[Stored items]
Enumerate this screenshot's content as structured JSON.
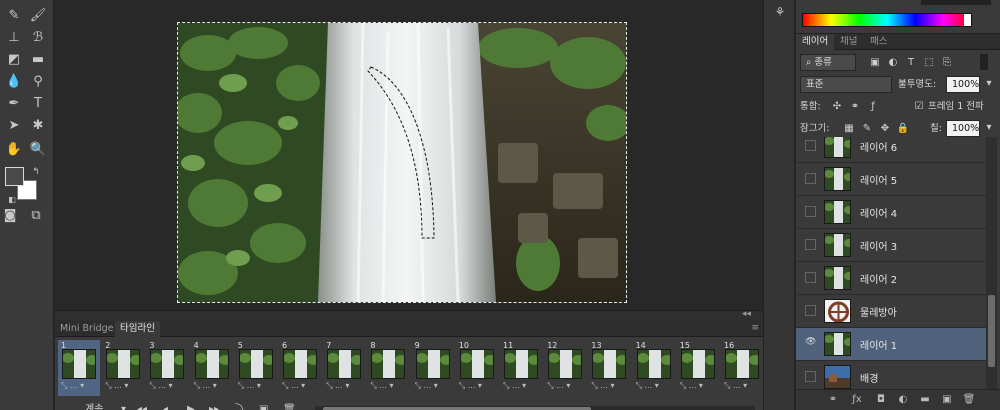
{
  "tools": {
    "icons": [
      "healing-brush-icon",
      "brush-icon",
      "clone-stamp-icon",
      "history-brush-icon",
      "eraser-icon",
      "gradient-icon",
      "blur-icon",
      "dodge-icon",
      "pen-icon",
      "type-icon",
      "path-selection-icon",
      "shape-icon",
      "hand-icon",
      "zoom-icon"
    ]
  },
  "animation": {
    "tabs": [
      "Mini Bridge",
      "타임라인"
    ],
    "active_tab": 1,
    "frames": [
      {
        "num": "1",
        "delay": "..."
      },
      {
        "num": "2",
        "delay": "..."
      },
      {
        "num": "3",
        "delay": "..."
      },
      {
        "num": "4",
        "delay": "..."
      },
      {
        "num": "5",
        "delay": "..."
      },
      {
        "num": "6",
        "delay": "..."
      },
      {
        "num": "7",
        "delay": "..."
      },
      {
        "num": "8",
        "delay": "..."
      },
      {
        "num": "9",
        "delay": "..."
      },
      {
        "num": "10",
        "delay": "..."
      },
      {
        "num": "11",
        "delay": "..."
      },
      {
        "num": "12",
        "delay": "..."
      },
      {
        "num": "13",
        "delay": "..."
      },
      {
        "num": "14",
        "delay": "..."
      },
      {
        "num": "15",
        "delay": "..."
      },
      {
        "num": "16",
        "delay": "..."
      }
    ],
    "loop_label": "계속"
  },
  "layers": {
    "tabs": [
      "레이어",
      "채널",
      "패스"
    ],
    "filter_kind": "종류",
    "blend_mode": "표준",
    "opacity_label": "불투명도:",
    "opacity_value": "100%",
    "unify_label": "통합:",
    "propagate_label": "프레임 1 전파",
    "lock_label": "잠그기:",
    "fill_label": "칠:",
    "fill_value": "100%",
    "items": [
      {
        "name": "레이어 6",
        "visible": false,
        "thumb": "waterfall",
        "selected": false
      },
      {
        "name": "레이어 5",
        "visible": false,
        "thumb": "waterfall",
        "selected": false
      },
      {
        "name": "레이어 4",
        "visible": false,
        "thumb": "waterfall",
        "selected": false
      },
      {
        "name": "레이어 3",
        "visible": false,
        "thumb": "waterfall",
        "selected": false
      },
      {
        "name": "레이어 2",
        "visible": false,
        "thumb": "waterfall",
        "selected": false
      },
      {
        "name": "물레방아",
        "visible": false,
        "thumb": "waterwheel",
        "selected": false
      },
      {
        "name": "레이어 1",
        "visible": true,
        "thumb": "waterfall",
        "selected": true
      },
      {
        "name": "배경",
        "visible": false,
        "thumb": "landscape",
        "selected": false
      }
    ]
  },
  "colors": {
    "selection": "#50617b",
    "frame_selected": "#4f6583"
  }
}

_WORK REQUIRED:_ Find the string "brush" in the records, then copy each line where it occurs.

_PROBLEM SOLUTION:_
      "healing-brush-icon",
      "brush-icon",
      "history-brush-icon",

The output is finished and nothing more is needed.